There are questions hanging over Kobe (health and legal entanglements), Kidd, Duncan, Malone, Ray Allen (because of his forthcoming marriage) and now Jermaine. Iverson and Tracy McGrady (back) are desperate to play even though they also have cause to take the summer off and rest their bodies. From the original core of nine players, only Mike Bibby is unconflicted at the minute.
Which creates two potential problems:
1. Shaquille O'Neal and Kevin Garnett, already both hesitant about accepting invitations to re-join the national team, might be even more hesitant to join in if too many of their contemporaries pull out.
2. If USA Basketball has to send an under-strength team to Athens, Team USA will not win the gold. Commissioner David Stern said Tuesday that he's "not worried about it," but those who cherish the Yanks' unblemished record in the Olympics with pros are bound to be seriously disappointed if they have to throw together a patchwork squad. To beat Serbia and Montenegro and Argentina -- just to name two teams -- Team USA needs its best players and guys who have played internationally before. Those countries, remember, make up the talent gap with all their years playing together.
As much as I believe LeBron James should be on Team USA, he needs to be there in a complementary role. You'd be asking an awful lot from a kid who has never played in the international arena to be one of the torch-carriers.
Ran into Paul Pierce the other night and tried to ask him if he still harbors any hope of making a Team USA comeback. It's obviously still a sore subject with Pierce, who said: "I'm not interested in the Olympics ... if they're not interested in me." Pierce went on to say that he plans to spend the summer in Africa.
Pierce, of course, emerged from Team USA's humbling sixth-place finish at the 2002 World Championships in Indianapolis as the chief scapegoat, along with coach George Karl, after being accused of selfish play.

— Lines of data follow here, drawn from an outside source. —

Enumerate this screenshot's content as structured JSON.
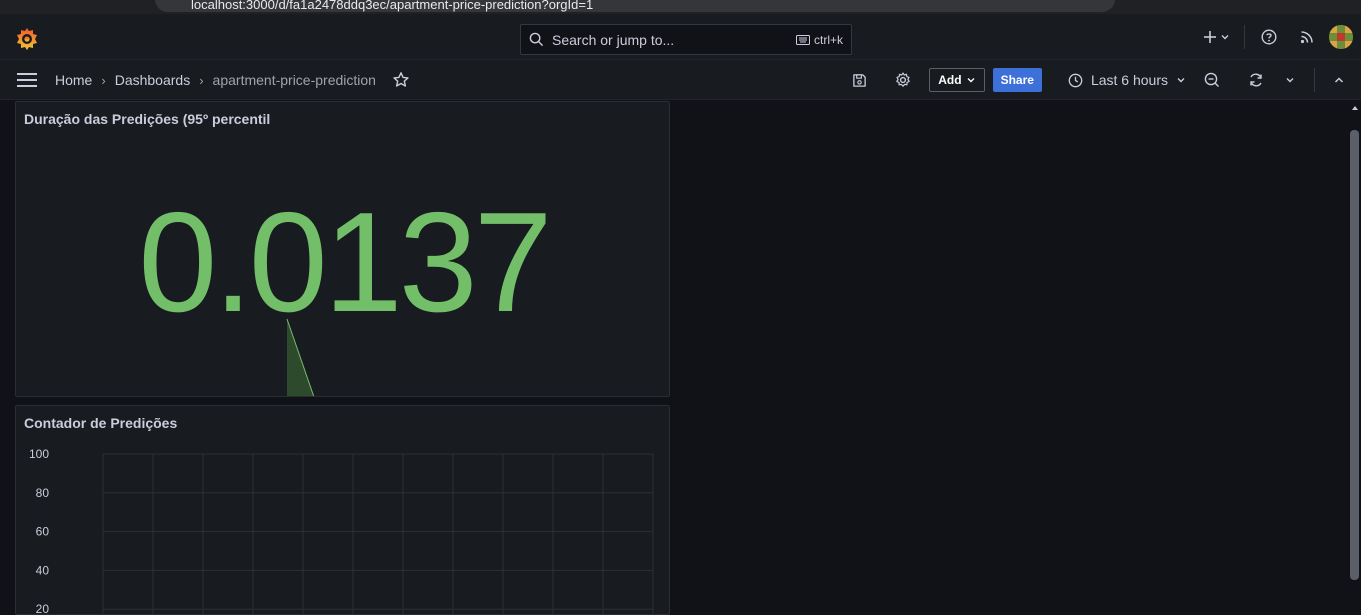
{
  "browser": {
    "url": "localhost:3000/d/fa1a2478ddq3ec/apartment-price-prediction?orgId=1"
  },
  "topbar": {
    "search_placeholder": "Search or jump to...",
    "shortcut": "ctrl+k"
  },
  "breadcrumb": {
    "items": [
      "Home",
      "Dashboards",
      "apartment-price-prediction"
    ],
    "separator": "›"
  },
  "toolbar": {
    "add_label": "Add",
    "share_label": "Share",
    "time_range": "Last 6 hours"
  },
  "panels": {
    "stat": {
      "title": "Duração das Predições (95º percentil",
      "value": "0.0137",
      "color": "#73bf69"
    },
    "graph": {
      "title": "Contador de Predições",
      "y_ticks": [
        "100",
        "80",
        "60",
        "40",
        "20"
      ]
    }
  },
  "chart_data": {
    "type": "line",
    "title": "Contador de Predições",
    "xlabel": "",
    "ylabel": "",
    "ylim": [
      0,
      100
    ],
    "yticks": [
      100,
      80,
      60,
      40,
      20
    ],
    "grid": true,
    "series": []
  },
  "colors": {
    "accent": "#3d71d9",
    "stat_green": "#73bf69",
    "background": "#111217",
    "panel": "#181b1f"
  }
}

More than one person who was involved with that team has sworn to me that Pierce was unfairly branded as the No. 1 problem child and deserves another shot to represent his country.
With all these injuries, perhaps it's not too late for Pierce to get that shot. But some hurt feelings obviously have to be mended.
Duncan dragged the Iverson-Chris Ford conflict back into the news late last week by coming off the bench in San Antonio's nationally televised home win over Minnesota. Which got us thinking: Anyone else believe that Ford insisted AI come off the bench simply to make sure Iverson wasn't suddenly ready to play -- minutes before tipoff -- because the Sixers' game in question was also a national TV game ... against Larry Brown's Detroit Pistons?
Just when stories began to circulate about Duncan's recent time off giving him some time to work on his shaky free-throw stroke, Duncan missed two biggies late Tuesday night in Minneapolis to remind everyone of what else haunts the Spurs besides knee nightmares. San Antonio has played Minnesota twice in Duncan's first three games back, and Duncan is 12-for-21 at the line in those games.
Crow-eating update: One Cav told me this team can't hold on and make the playoffs unless Jeff McInnis' shoulder heals. He's that important to what they're doing.
As long as we're begging for stuff, how 'bout some defense from the Kings and Lakers? Just like the Spurs have to get better at the line if they don't want to have playoff problems, both of those teams better start playing D unless they want their own problems.